**Exercise requirements:** Repeat the entries exactly as they appear.

**Records:**
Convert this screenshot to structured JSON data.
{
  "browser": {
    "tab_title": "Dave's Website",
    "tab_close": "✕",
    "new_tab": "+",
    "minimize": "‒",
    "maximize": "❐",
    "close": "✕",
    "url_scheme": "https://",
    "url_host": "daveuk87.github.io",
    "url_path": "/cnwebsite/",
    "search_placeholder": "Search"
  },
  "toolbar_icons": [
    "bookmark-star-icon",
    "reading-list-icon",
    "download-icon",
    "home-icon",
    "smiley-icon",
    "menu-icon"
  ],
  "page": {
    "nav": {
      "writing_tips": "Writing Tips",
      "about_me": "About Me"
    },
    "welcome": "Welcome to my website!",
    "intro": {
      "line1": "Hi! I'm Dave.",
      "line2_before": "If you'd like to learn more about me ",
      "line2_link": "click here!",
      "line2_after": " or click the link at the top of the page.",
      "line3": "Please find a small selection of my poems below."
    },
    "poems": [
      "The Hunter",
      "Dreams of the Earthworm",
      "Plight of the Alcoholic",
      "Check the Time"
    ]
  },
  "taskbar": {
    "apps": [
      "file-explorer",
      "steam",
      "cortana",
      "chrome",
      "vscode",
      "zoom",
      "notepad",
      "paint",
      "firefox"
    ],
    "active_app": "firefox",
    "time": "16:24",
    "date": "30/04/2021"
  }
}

**The answer:**
Convert this screenshot to structured JSON data.
{
  "browser": {
    "tab_title": "Dave's Website",
    "tab_close": "✕",
    "new_tab": "+",
    "minimize": "‒",
    "maximize": "❐",
    "close": "✕",
    "url_scheme": "https://",
    "url_host": "daveuk87.github.io",
    "url_path": "/cnwebsite/",
    "search_placeholder": "Search"
  },
  "toolbar_icons": [
    "bookmark-star-icon",
    "reading-list-icon",
    "download-icon",
    "home-icon",
    "smiley-icon",
    "menu-icon"
  ],
  "page": {
    "nav": {
      "writing_tips": "Writing Tips",
      "about_me": "About Me"
    },
    "welcome": "Welcome to my website!",
    "intro": {
      "line1": "Hi! I'm Dave.",
      "line2_before": "If you'd like to learn more about me ",
      "line2_link": "click here!",
      "line2_after": " or click the link at the top of the page.",
      "line3": "Please find a small selection of my poems below."
    },
    "poems": [
      "The Hunter",
      "Dreams of the Earthworm",
      "Plight of the Alcoholic",
      "Check the Time"
    ]
  },
  "taskbar": {
    "apps": [
      "file-explorer",
      "steam",
      "cortana",
      "chrome",
      "vscode",
      "zoom",
      "notepad",
      "paint",
      "firefox"
    ],
    "active_app": "firefox",
    "time": "16:24",
    "date": "30/04/2021"
  }
}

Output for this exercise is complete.